I have always been a global warming agnostic: There are people who are smarter than me on both sides of the question. If the threat is real, then thank God the popes are raising the alarm. If it isn’t, Laudato Si’s central point about the West’s self-destructive hyper-consumerism is nonetheless a point well taken.
Then came summer and South America
In the summer, Pope Francis’ six-day South America trip generated controversy early on when the president of Bolivia presented him with a hammer-and-sickle crucifix.
The story brought waves of confusion. First, there were the eagerly shared memes of the pope’s disapproving look when he received it. Next was a wave of pictures taken a moment later of the pope’s smile when receiving it. Some said Francis hated it and left it behind. Other said he loved it and kept it with him.
The pope gave the definitive answer on the plane ride home, calling it not a crucifix but “protest art” and describing how Jesuit superior general Pedro Arrupe had been critical of the Marxist interpretation of the Gospel in response to just such works of art.
Then he said something telling. He said that he left other tokens of appreciation behind. “If I take them to the Vatican, they will end up in a museum where nobody will see them. … However, I am taking the sculpture of Christ with me.”
In other words, faced with the two options: “leave the protest art behind where it will be displayed” or “put the art where no one will see it,” Pope Francis chose to deep-six it.
But I still hear comments from Catholics who are convinced that the pope cherished the crucifix, showing his true colors.
Last came the Francis fall freak-out
And so it was that, when Pope Francis visited America, some Catholics treated his every move with a deep suspicion. Why didn’t he say “Jesus” in the White House? Was that a real blessing outside the U.S. Capitol? Did he mean to meet with Kim Davis or was he ambushed? Didn’t he kind of soft-pedal abortion to Congress?

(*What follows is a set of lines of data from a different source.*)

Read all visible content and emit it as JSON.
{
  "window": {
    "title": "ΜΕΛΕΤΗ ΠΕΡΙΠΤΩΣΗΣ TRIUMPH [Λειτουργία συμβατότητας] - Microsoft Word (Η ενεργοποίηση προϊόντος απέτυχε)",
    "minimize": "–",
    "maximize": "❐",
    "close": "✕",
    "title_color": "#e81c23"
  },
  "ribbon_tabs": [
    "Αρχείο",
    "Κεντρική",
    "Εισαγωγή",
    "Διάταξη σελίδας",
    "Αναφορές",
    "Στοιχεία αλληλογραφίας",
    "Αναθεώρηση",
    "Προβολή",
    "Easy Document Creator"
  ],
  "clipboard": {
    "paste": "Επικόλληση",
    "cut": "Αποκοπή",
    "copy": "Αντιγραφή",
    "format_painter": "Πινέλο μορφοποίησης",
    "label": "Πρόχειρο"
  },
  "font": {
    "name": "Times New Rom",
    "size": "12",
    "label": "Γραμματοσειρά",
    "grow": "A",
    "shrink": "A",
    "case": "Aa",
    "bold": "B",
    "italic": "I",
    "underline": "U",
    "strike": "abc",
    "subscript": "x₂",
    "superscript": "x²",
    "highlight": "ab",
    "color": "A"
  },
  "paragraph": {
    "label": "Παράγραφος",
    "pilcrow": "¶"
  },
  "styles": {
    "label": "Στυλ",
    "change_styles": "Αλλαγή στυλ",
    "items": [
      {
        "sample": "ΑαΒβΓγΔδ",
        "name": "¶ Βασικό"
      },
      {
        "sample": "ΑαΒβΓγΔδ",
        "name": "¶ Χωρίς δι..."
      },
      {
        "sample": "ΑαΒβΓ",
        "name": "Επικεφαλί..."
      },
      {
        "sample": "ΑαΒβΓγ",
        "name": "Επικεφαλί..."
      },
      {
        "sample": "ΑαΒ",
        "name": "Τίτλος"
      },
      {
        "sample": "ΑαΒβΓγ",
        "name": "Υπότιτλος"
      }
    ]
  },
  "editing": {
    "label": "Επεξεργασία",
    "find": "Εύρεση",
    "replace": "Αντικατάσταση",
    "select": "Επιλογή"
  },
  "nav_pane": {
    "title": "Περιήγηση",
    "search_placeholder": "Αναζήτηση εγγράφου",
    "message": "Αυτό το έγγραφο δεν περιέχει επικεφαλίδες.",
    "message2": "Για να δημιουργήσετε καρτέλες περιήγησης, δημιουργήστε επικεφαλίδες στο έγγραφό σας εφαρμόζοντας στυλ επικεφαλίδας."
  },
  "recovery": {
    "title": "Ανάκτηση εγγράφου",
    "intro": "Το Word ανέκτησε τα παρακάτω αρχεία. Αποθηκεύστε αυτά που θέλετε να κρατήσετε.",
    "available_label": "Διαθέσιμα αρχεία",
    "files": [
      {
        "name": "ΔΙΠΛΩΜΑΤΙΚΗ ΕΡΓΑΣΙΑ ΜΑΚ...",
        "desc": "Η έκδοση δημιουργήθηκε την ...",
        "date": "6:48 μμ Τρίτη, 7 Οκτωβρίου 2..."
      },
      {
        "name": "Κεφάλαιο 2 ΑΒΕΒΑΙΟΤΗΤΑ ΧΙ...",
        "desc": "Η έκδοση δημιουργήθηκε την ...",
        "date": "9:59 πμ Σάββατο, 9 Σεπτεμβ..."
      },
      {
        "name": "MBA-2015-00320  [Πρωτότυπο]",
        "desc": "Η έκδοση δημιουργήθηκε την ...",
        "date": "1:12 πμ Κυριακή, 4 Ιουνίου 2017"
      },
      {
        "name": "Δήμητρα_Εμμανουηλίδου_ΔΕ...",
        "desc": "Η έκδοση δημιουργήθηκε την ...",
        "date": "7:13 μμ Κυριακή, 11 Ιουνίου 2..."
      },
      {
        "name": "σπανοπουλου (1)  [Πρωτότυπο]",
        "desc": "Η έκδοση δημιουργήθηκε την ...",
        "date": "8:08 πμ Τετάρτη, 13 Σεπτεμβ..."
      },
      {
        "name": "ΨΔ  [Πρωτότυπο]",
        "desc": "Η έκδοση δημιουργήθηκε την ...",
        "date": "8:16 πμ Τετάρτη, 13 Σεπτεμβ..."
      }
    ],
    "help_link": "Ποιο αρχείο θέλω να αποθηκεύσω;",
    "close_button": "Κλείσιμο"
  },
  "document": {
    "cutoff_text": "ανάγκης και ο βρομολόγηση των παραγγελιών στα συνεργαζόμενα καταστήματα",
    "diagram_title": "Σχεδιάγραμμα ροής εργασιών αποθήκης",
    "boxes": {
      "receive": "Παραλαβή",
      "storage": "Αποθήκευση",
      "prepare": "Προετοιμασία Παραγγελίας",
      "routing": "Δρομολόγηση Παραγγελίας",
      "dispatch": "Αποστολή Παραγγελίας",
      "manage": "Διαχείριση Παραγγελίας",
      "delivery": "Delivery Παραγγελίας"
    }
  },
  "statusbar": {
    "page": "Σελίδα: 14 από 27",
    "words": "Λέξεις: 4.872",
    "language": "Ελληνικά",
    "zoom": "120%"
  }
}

And so it was suspicion that followed him to the Family Synod in October, when many Catholics were convinced that the Holy Father was colluding with cardinals who wanted to soften Jesus Christ’s teaching on divorce and remarriage.
George Weigel has done invaluable work spelling out what really happened at synod 2015: A reboot of a process begun more than a year earlier, re-rooting the Vatican’s approach to the family in scripture.
But the damage has been done.
Pope Francis demonstrates all the good that you get from a pope who has an emphatic, plainspoken style. He also shows the confusion it can cause. Some say, “What more does he have to do before you admit Pope Francis is trouble?” But you can look at the man who keeps a Way of the Cross and a Rosary in his pocket and also say, “What more does he have to do before you admit he is devout and faithful?”
I predict that Pope Francis’ pontificate will be seen in retrospect as a time when the Church let down her defenses and had a real encounter with the world. But I predict we will have more explaining to do first.
This first appeared at Aleteia.
The Gregorian Institute is Benedictine College’s initiative to promote Catholic identity in public life by equipping leaders (the Gregorian speech digest), training leaders (the Gregorian Fellows), defending the faith (the Memorare Army for Religious Freedom), and celebrating Catholic identity (the Catholic Hall of Fame).